The sources added that India has conveyed its concerns to Beijing in conversations with Chinese leaders in the past few months. India has also reached out to key NSG countries like the US, which is planning to oppose the deal at the June 24 meeting of the nuclear cartel that regulates the global trade in atomic equipment and fuel.

"We have been touch with a number of our partners on this issue. The issue is very much on our radar screen," the sources said when asked whether India had reached out to NSG countries on the issue.

Pakistan, the sources said, is fully aware of India's position on clandestine proliferation. China has confirmed that Chinese and Pakistani officials have signed an agreement to finance the construction of two nuclear reactors to be built by the China National Nuclear Corporation at the Chashma site in Pakistan.

China earlier built two reactors for Pakistan before it joined the NSG in 2004.

"Certain questions have been raised about whether they are new rectors or they are being grandfathered under an earlier agreement," the sources said. They were alluding to the confusion about whether China will try to win an exemption from the NSG by peddling the line that the two proposed reactors are not new ones but are an extension of an earlier agreement before Beijing joined the NSG in 2004.

Clarifying that India is not against against Pakistan developing its energy sector, the sources indicated that the issue could figure in the discussions between Foreign Secretary Nirupama Rao and her Pakistani counterpart Salman Bashir June 24, the same day the NSG meets in New Zealand.

However, India will firm up its stand on the deal only after knowing the outcome of the June 24 meeting of the NSG in New Zealand.

The NSG forbids transfer of nuclear materials to the countries who have not signed the Nuclear Non-Proliferation Treaty (NPT). It, however, made one-time exception for India in September 2008 by clearing the India-US nuclear deal in view of New Delhi's flawless non-proliferation record.

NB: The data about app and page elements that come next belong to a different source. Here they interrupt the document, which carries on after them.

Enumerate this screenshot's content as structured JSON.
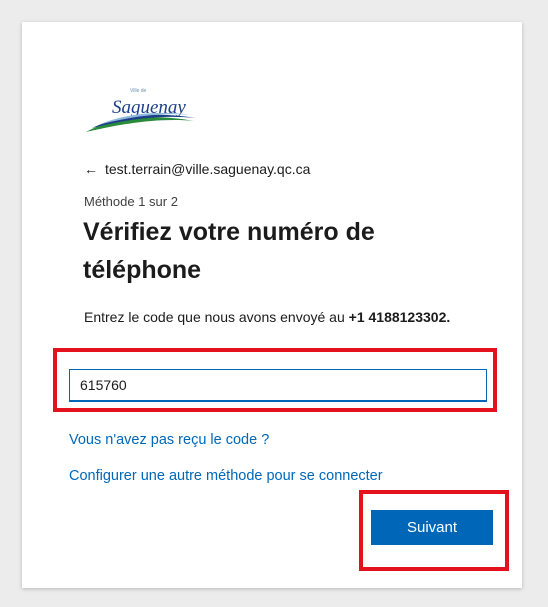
{
  "brand": {
    "logo_text": "Saguenay",
    "logo_small_text": "Ville de"
  },
  "account": {
    "back_icon": "arrow-left-icon",
    "email": "test.terrain@ville.saguenay.qc.ca"
  },
  "form": {
    "method_label": "Méthode 1 sur 2",
    "title": "Vérifiez votre numéro de téléphone",
    "description_prefix": "Entrez le code que nous avons envoyé au ",
    "phone_number": "+1 4188123302",
    "description_suffix": ".",
    "code_value": "615760"
  },
  "links": {
    "no_code": "Vous n'avez pas reçu le code ?",
    "other_method": "Configurer une autre méthode pour se connecter"
  },
  "actions": {
    "next_label": "Suivant"
  },
  "colors": {
    "accent": "#0067b8",
    "highlight": "#e4121c",
    "background": "#ececec"
  }
}
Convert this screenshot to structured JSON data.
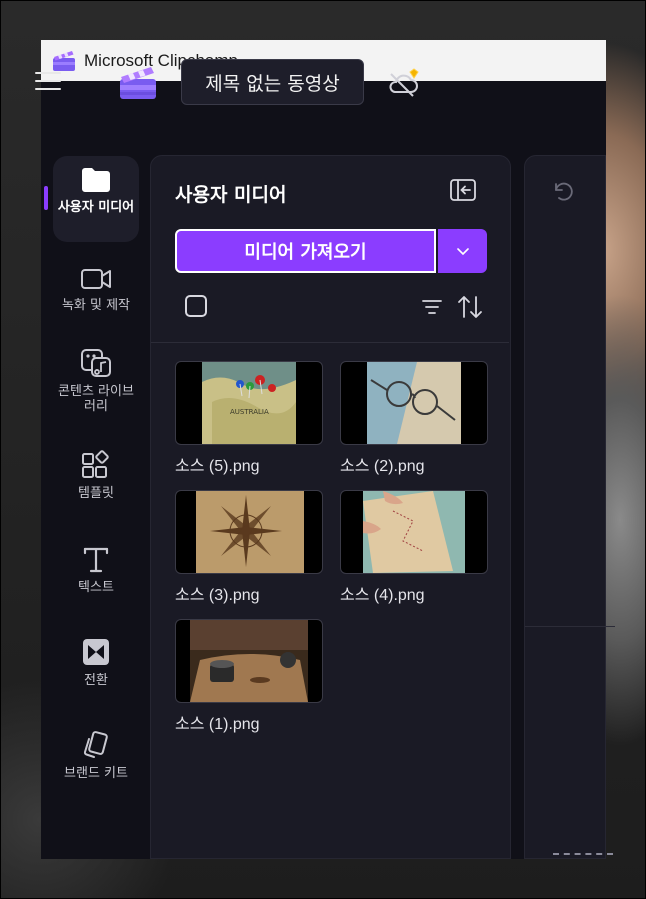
{
  "window": {
    "title": "Microsoft Clipchamp"
  },
  "header": {
    "project_title": "제목 없는 동영상"
  },
  "rail": {
    "items": [
      {
        "label": "사용자 미디어",
        "icon": "folder-icon",
        "active": true
      },
      {
        "label": "녹화 및 제작",
        "icon": "video-camera-icon"
      },
      {
        "label": "콘텐츠 라이브러리",
        "icon": "content-library-icon"
      },
      {
        "label": "템플릿",
        "icon": "templates-icon"
      },
      {
        "label": "텍스트",
        "icon": "text-icon"
      },
      {
        "label": "전환",
        "icon": "transitions-icon"
      },
      {
        "label": "브랜드 키트",
        "icon": "brand-kit-icon"
      }
    ]
  },
  "panel": {
    "title": "사용자 미디어",
    "import_label": "미디어 가져오기",
    "media": [
      {
        "name": "소스 (5).png"
      },
      {
        "name": "소스 (2).png"
      },
      {
        "name": "소스 (3).png"
      },
      {
        "name": "소스 (4).png"
      },
      {
        "name": "소스 (1).png"
      }
    ]
  },
  "colors": {
    "accent": "#8b3dff",
    "background": "#101018",
    "panel": "#1a1a25"
  }
}
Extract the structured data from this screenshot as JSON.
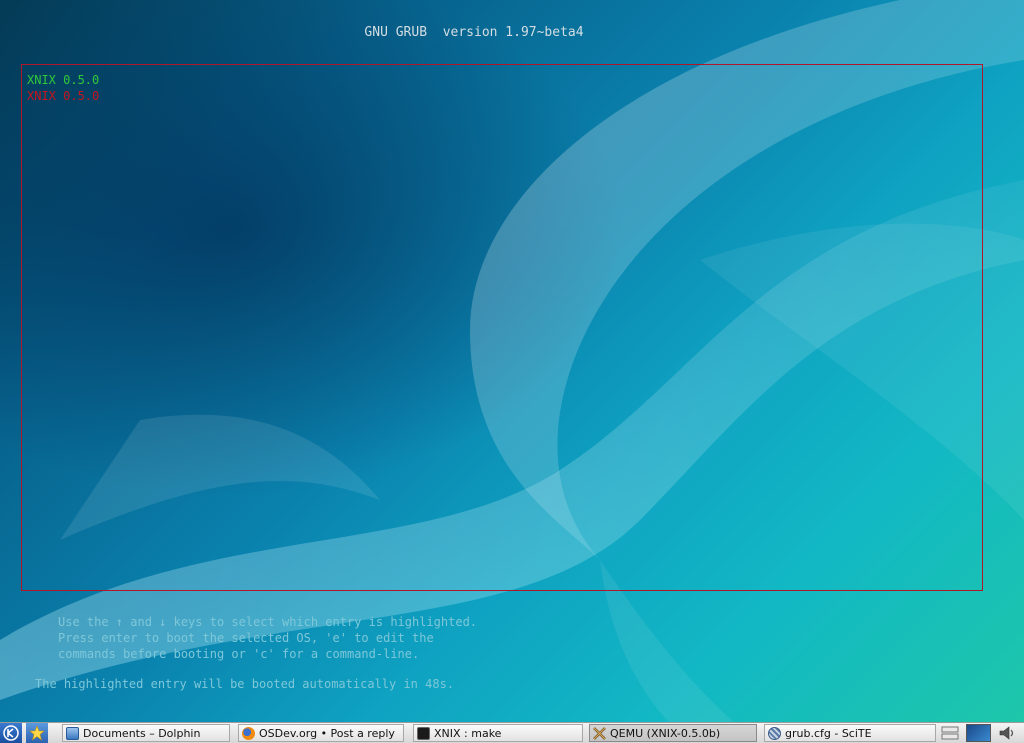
{
  "grub": {
    "title": "GNU GRUB  version 1.97~beta4",
    "entries": [
      "XNIX 0.5.0",
      "XNIX 0.5.0"
    ],
    "help_lines": [
      "Use the ↑ and ↓ keys to select which entry is highlighted.",
      "Press enter to boot the selected OS, 'e' to edit the",
      "commands before booting or 'c' for a command-line."
    ],
    "countdown": "The highlighted entry will be booted automatically in 48s.",
    "colors": {
      "selected_entry": "#2fc83a",
      "entry": "#c8141e",
      "border": "#b0182a",
      "help_text": "#7ec7d8"
    }
  },
  "taskbar": {
    "launchers": [
      {
        "icon": "kde-menu-icon"
      },
      {
        "icon": "favorites-star-icon"
      }
    ],
    "tasks": [
      {
        "label": "Documents – Dolphin",
        "icon": "dolphin-icon"
      },
      {
        "label": "OSDev.org • Post a reply",
        "icon": "firefox-icon"
      },
      {
        "label": "XNIX : make",
        "icon": "terminal-icon"
      },
      {
        "label": "QEMU (XNIX-0.5.0b)",
        "icon": "qemu-icon",
        "active": true
      },
      {
        "label": "grub.cfg - SciTE",
        "icon": "scite-icon"
      }
    ],
    "tray": [
      "pager-icon",
      "desktop-preview",
      "volume-icon"
    ]
  }
}
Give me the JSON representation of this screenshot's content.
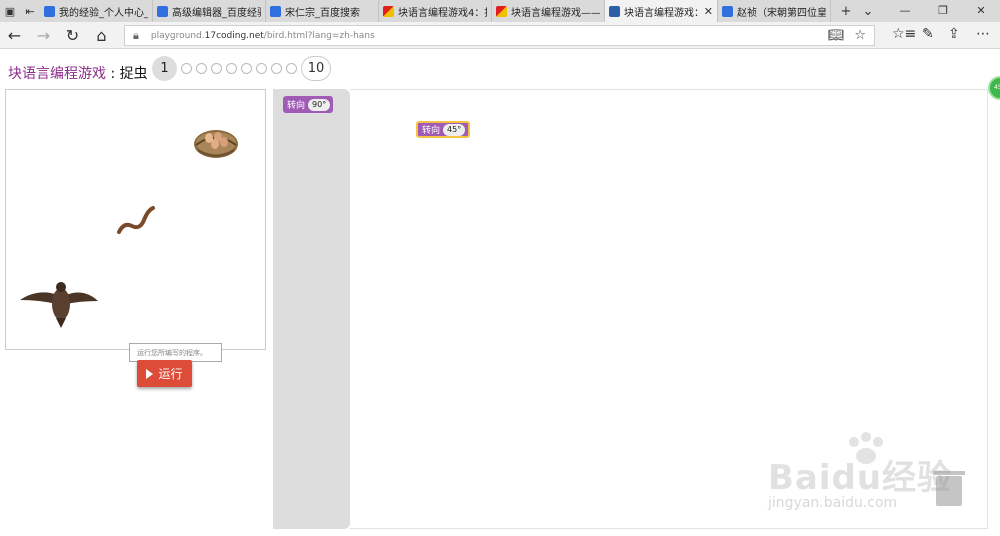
{
  "browser": {
    "tabs": [
      {
        "title": "我的经验_个人中心_百度",
        "icon": "paw-icon"
      },
      {
        "title": "高级编辑器_百度经验",
        "icon": "paw-icon"
      },
      {
        "title": "宋仁宗_百度搜索",
        "icon": "paw-icon"
      },
      {
        "title": "块语言编程游戏4：捉虫",
        "icon": "game-icon"
      },
      {
        "title": "块语言编程游戏——新问",
        "icon": "game-icon"
      },
      {
        "title": "块语言编程游戏：捉",
        "icon": "game-block-icon",
        "active": true
      },
      {
        "title": "赵祯（宋朝第四位皇帝",
        "icon": "paw-icon"
      }
    ],
    "url_prefix": "playground.",
    "url_domain": "17coding.net",
    "url_path": "/bird.html?lang=zh-hans"
  },
  "game": {
    "title": "块语言编程游戏",
    "separator": " : ",
    "subtitle": "捉虫",
    "current_level": "1",
    "last_level": "10",
    "level_dots": 8,
    "run_hint": "运行您所编写的程序。",
    "run_label": "运行"
  },
  "toolbox": {
    "block_label": "转向",
    "block_value": "90°"
  },
  "workspace": {
    "block_label": "转向",
    "block_value": "45°"
  },
  "watermark": {
    "text": "Baidu经验",
    "url": "jingyan.baidu.com"
  },
  "colors": {
    "block": "#a05cb5",
    "run_button": "#dd4b39",
    "title": "#8b2d8b",
    "toolbox_bg": "#dddddd"
  }
}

While New Delhi is reasonably confident that the China-Pakistan nuclear deal will not pass muster at the 45-nation NSG due to Islamabad's dubious proliferation record, there are apprehensions that Beijing will try to hard-sell it by using its growing global clout.